PROBLEM TO SOLVE>
Copy the data exactly. Images are to be left out.
* * * * *
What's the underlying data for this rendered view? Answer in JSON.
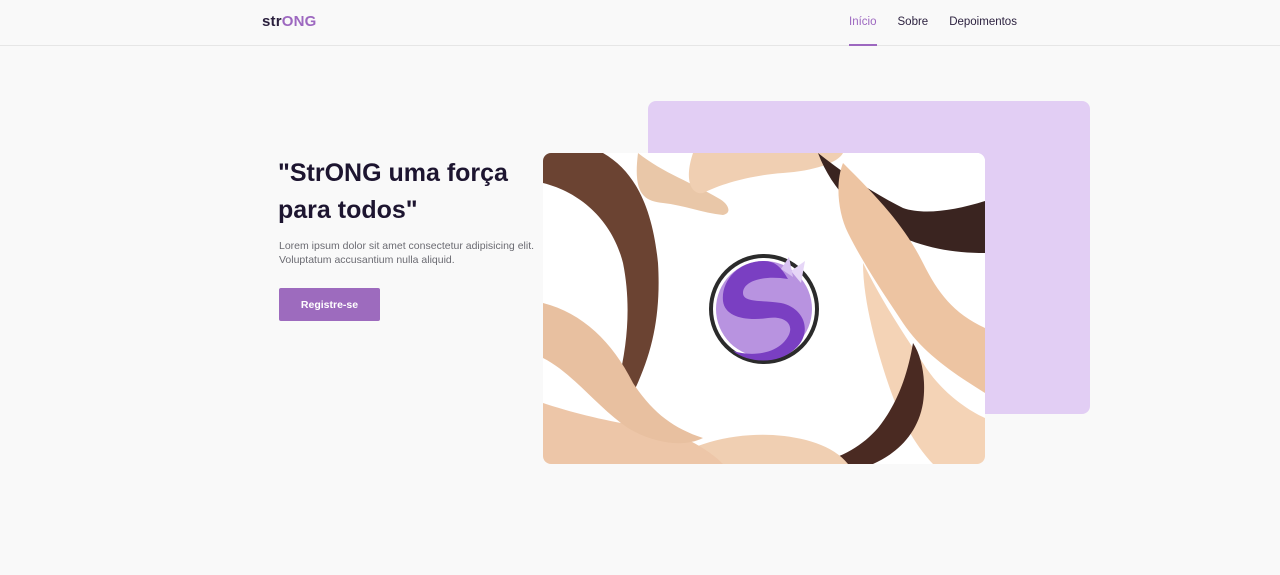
{
  "header": {
    "logo_prefix": "str",
    "logo_accent": "ONG",
    "nav": [
      {
        "label": "Início",
        "active": true
      },
      {
        "label": "Sobre",
        "active": false
      },
      {
        "label": "Depoimentos",
        "active": false
      }
    ]
  },
  "hero": {
    "title": "\"StrONG uma força para todos\"",
    "description": "Lorem ipsum dolor sit amet consectetur adipisicing elit. Voluptatum accusantium nulla aliquid.",
    "cta_label": "Registre-se"
  },
  "image": {
    "icon": "hands-circle-with-fox-logo",
    "logo_letter": "S"
  },
  "colors": {
    "accent": "#9d68c0",
    "card_bg": "#e2cef4",
    "page_bg": "#f9f9f9"
  }
}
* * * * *
TASK SOLUTION>
What's the underlying data for this rendered view? Answer in JSON.
{
  "header": {
    "logo_prefix": "str",
    "logo_accent": "ONG",
    "nav": [
      {
        "label": "Início",
        "active": true
      },
      {
        "label": "Sobre",
        "active": false
      },
      {
        "label": "Depoimentos",
        "active": false
      }
    ]
  },
  "hero": {
    "title": "\"StrONG uma força para todos\"",
    "description": "Lorem ipsum dolor sit amet consectetur adipisicing elit. Voluptatum accusantium nulla aliquid.",
    "cta_label": "Registre-se"
  },
  "image": {
    "icon": "hands-circle-with-fox-logo",
    "logo_letter": "S"
  },
  "colors": {
    "accent": "#9d68c0",
    "card_bg": "#e2cef4",
    "page_bg": "#f9f9f9"
  }
}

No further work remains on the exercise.